Henry Urrutia, rf, Orioles: Urrutia’s excellent U.S. debut got a little better on Wednesday, when he went 5-for-5 against Gwinnett for the first five-hit game this season. Since going 0-for-3 in his Triple-A Norfolk debut on June 30, Urrutia has put together a nine-game hitting streak. He now has a .365 average in the International League to go with his .365 Double-A average before his promotion. As a 26-year-old with plenty of major league experience in Cuba, Urrutia is not exactly your average first-year pro. He appears to be ready to pitch in if Baltimore needs outfield help in the second half.
Jose Ramirez, rhp, Yankees: Ramirez was the talks of Yankees spring-training camp thanks to his outstanding arm. What we’ve seen this year is the good and bad of Ramirez. He earned a promotion to Triple-A Scranton/Wilkes-Barre by going 1-3, 2.76 at Double-A Trenton, but since his promotion, he’s battled control problems which were quite evident on Wednesday.
Against Rochester, Ramirez was knocked out after 1 1/3 innings.

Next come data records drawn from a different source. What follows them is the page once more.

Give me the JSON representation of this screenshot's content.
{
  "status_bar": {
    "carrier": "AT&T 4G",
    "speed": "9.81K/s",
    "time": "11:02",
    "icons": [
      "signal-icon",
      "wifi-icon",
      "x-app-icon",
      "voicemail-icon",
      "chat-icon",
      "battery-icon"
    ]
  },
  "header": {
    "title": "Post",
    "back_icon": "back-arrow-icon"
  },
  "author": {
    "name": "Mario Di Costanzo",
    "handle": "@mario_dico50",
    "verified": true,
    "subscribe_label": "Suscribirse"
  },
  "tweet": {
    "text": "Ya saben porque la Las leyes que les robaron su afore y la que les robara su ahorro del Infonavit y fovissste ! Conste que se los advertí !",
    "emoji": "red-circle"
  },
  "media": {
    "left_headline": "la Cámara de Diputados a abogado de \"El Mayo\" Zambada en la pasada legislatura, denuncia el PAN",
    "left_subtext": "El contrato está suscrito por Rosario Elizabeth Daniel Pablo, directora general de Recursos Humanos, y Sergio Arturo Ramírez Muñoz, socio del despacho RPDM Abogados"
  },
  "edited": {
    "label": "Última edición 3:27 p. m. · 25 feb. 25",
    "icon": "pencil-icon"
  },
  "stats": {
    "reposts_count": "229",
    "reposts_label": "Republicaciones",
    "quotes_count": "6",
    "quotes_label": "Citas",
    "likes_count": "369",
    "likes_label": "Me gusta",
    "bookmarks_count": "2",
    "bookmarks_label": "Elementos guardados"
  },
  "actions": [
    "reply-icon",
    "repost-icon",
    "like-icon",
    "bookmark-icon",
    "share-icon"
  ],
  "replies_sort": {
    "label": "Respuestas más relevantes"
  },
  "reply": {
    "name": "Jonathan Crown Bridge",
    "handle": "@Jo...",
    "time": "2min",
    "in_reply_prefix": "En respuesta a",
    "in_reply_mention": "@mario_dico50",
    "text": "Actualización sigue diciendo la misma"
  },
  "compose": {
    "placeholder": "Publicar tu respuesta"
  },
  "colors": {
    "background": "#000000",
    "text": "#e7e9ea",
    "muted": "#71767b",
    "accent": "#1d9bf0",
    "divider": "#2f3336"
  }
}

He allowed two hits and walked four to give up three runs, two of which were earned. He needed 56 pitches to get those four outs, throwing just 26 for strikes. Ramirez has walked 18 in 23 innings since his promotion, and despite having one of the best arms in the organization, he’s still a ways away from being ready to help the big league club.

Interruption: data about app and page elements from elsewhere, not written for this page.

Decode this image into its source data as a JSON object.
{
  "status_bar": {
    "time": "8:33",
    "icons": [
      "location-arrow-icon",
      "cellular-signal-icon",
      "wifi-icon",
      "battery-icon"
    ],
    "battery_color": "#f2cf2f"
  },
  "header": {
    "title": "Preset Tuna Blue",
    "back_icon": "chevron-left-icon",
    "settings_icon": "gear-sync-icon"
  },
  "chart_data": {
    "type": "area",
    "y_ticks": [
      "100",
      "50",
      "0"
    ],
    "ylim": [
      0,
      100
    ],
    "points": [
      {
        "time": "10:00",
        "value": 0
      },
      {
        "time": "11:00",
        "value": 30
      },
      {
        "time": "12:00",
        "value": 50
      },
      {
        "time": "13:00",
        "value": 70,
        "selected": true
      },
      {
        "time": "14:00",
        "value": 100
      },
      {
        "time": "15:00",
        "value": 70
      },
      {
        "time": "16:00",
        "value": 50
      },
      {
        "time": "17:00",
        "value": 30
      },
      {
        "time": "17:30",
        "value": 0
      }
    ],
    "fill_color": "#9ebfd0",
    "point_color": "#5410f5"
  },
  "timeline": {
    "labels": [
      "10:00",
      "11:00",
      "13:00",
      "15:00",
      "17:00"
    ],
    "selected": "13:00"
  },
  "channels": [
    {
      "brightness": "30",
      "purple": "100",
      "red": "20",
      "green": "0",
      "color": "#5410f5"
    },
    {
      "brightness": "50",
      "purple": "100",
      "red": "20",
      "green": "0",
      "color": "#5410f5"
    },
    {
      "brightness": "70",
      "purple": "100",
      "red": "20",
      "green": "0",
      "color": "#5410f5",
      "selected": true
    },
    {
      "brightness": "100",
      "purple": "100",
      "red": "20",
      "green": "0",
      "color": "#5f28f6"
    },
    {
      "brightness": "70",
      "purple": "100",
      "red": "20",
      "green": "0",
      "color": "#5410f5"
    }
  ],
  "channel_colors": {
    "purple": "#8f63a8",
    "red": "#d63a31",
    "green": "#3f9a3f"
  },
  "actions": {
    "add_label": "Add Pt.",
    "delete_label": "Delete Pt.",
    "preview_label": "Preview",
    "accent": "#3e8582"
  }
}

Michael Ynoa, rhp, Athletics: Ynoa’s long road back to health finally came together in the low Class A Midwest League this year. Still treated cautiously by the A’s as they remember his previous bouts with elbow tendinitis in 2009 and a Tommy John surgery in 2011, Ynoa was slowly lengthened out to produce some dominating performances for Beloit. Ynoa allowed just five earned runs in his final five starts in the Midwest League, leading to an early-July promotion to the much tougher pitching environments of the California League.

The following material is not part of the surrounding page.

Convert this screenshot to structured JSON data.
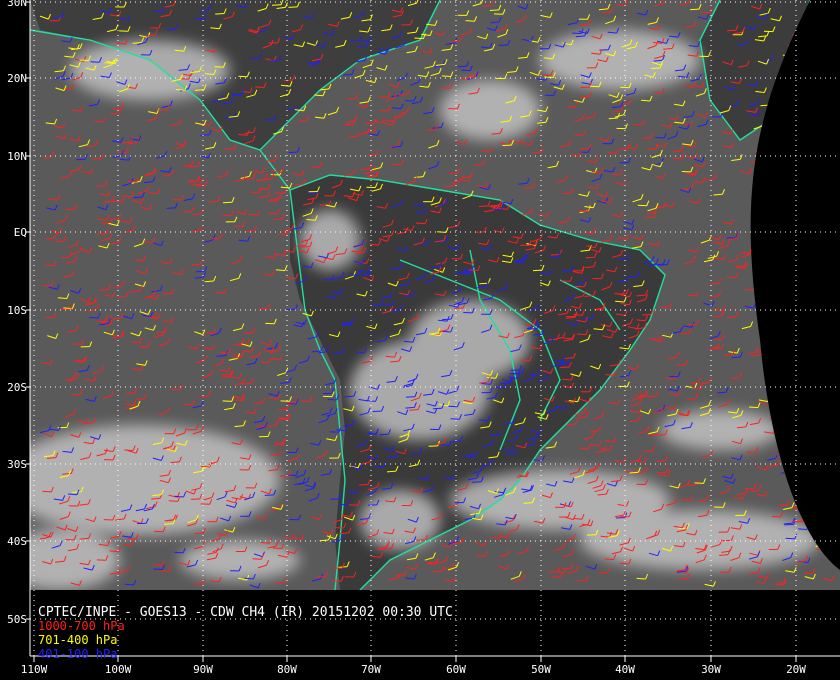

Ynoa has quickly found out how much tougher the Cal League really is. After being shelled for seven runs (five earned) in his first Cal League start, Ynoa gave up six runs on nine hits in 3 2/3 innings last night. After giving up three home runs in 55 innings in the MWL, he’s now given up two in eight innings in high Class A.
Chris Colabello, 1b/rf, Twins: The last two years of Colabello’s career have been a payoff for the previous seven. After spending seven years dominating the independent Can-Am League, he finally got his shot at affiliated ball with a contract to join the Twins in 2012. Since then, he’s starred for Team Italy in the World Baseball Classic and made his big league debut. Along the way, he’s put together one of the best seasons in the minors this year. Playing at Triple-A Rochester, Colabello leads all minor leaguers with a 1.091 OPS, and he hit his 23rd home run of the season and his second in two nights on Wednesday.
If he doesn’t get called back up to majors, Colabello has a shot at winning both the traditional and new-school (batting average, on-base percentage, slugging) International League triple crowns. With a .357 average, Colabello leads the IL by nearly 20 points. The only two IL hitters within 100 points of his league-leading .656 slugging percentage are both currently playing in the big leagues. He’s also second in the league in OBP (.435) and second in home runs, two behind league leader Mauro Gomez. Colabello also leads the league with 72 RBIs.
George Springer, cf, Astros: The Minor League Player of the Year race is going to be interesting, with Byron Buxton, Miguel Sano, Maikel Franco, Taijuan Walker and Archie Bradley among a group of solid contenders for the award. But Triple-A Oklahoma City’s Springer is making a pretty strong case for being the frontrunner with two months of the season to go. Springer homered again at Round Rock on Wednesday, moving into second place in the minors with his 26th home run overall. (Hickory’s Ryan Rua leads all the minors with 28.)
The home run was Springer’s fifth in the past four games and extended his now 13-game hitting streak. He still strikes out a lot (nine times in 33 at-bats this month), but Springer has also drawn seven walks in that time. Combine those walks with his .417 average since his promotion to Triple-A and you get an extremely healthy .525 OBP. And of course, when Springer reaches base, he’s more dangerous than your average slugger. He has 28 steals in 34 attempts this year.